a short DNA sequence, from a uniform locality on the genome, used for identifying species

DNA barcoding:
an emerging global standard for identifying species

DNA Barcode Blog:
where we write about and illustrate the latest news about DNA barcoding

DNA Barcoding Projects

NYCFish (“Sushi-gate”): identifying marketplace fish

DNAHouse: exploring urban environment

TeaBOL: identifying ingredients in traditional and herbal teas

ExoticBOL: detecting invasive insect pests at port of entry

TreeParser: Klee visualization of DNA barcode datasets

Mapping genetic diversity in the American cockroach

NYC/NJ Aquatic Environmental DNA (eDNA) Project

DNA Barcoding Resources

Barcoding Life Highlights 2013

Illustrated report sponsored by International Barcode of Life (iBOL) and Consortium for the Barcode of Life (CBOL)

download pdf

Top Ten Reasons for Barcoding Life

  1. Works with fragments.
  2. Works for all stages of life.
  3. Unmasks look-alikes.
  4. Reduces ambiguity.
  5. Makes expertise go further.
  6. Democratizes access.
  7. Opens the way for an electronic handheld field guide, the Life Barcoder.
  8. Sprouts new leaves on the tree of life.
  9. Demonstrates value of collections.
  10. Speeds writing the encyclopedia of life.

download illustrated flyer (PDF) (Sep 2004)

Barcoding Life Illustrated

A brief brochure on the goals, rationale, and early results of this new technology for species identification and biodiversity science. (Jan 2005)

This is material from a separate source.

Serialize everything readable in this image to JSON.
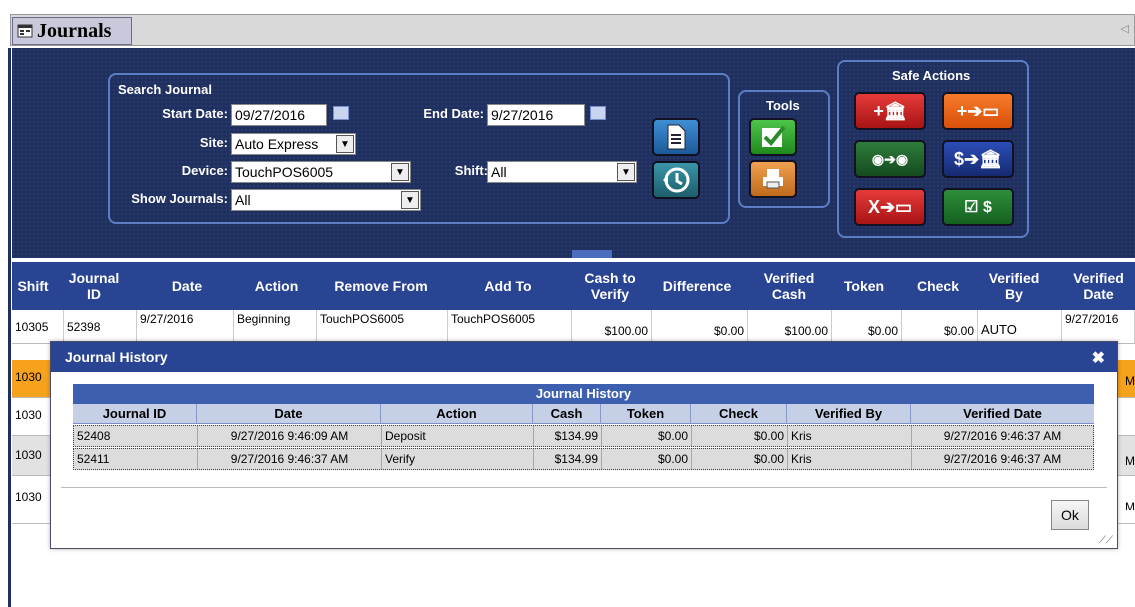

download PDF (English)

download PDF (Portugues)

download Powerpoint


An engagingly illustrated update on DNA barcoding (Scientific American, Oct 2008)

Scientific American: Barcode of Life download PDF copy


The Rockefeller University

The Sloan Foundation


About this site

This web site is an outgrowth of the Taxonomy, DNA, and Barcode of Life meeting held at Banbury Center, Cold Spring Harbor Laboratory, September 9-12, 2003. It is designed and managed by Mark Stoeckle, Perrin Meyer, and Jason Yung at the Program for the Human Environment (PHE) at The Rockefeller University.

About the Program for the Human Environment

The involvement of the Program for the Human Environment in DNA barcoding dates to Jesse Ausubel's attendance in February 2002 at a conference in Nova Scotia organized by the Canadian Center for Marine Biodiversity. At the conference, Paul Hebert presented for the first time his concept of large-scale DNA barcoding for species identification. Impressed by the potential for this technology to address difficult challenges in the Census of Marine Life, Jesse agreed with Paul on encouraging a conference to explore the contribution taxonomy and DNA could make to the Census as well as other large-scale terrestrial efforts. In his capacity as a Program Director of the Sloan Foundation, Jesse turned to the Banbury Conference Center of Cold Spring Harbor Laboratory, whose leader Jan Witkowski prepared a strong proposal to explore both the scientific reliability of barcoding and the processes that might bring it to broad application. Concurrently, PHE researcher Mark Stoeckle began to work with the Hebert lab on analytic studies of barcoding in birds. Our involvement in barcoding now takes 3 forms: assisting the organizational development of the Consortium for the Barcode of Life and the Barcode of Life Initiative; contributing to the scientific development of the field, especially by studies in birds, and contributing to public understanding of the science and technology of barcoding and its applications through improved visualization techniques and preparation of brochures and other broadly accessible means, including this website. While the Sloan Foundation continues to support CBOL through a grant to the Smithsonian Institution, it does not provide financial support for barcoding research itself or support to the PHE for its research in this field.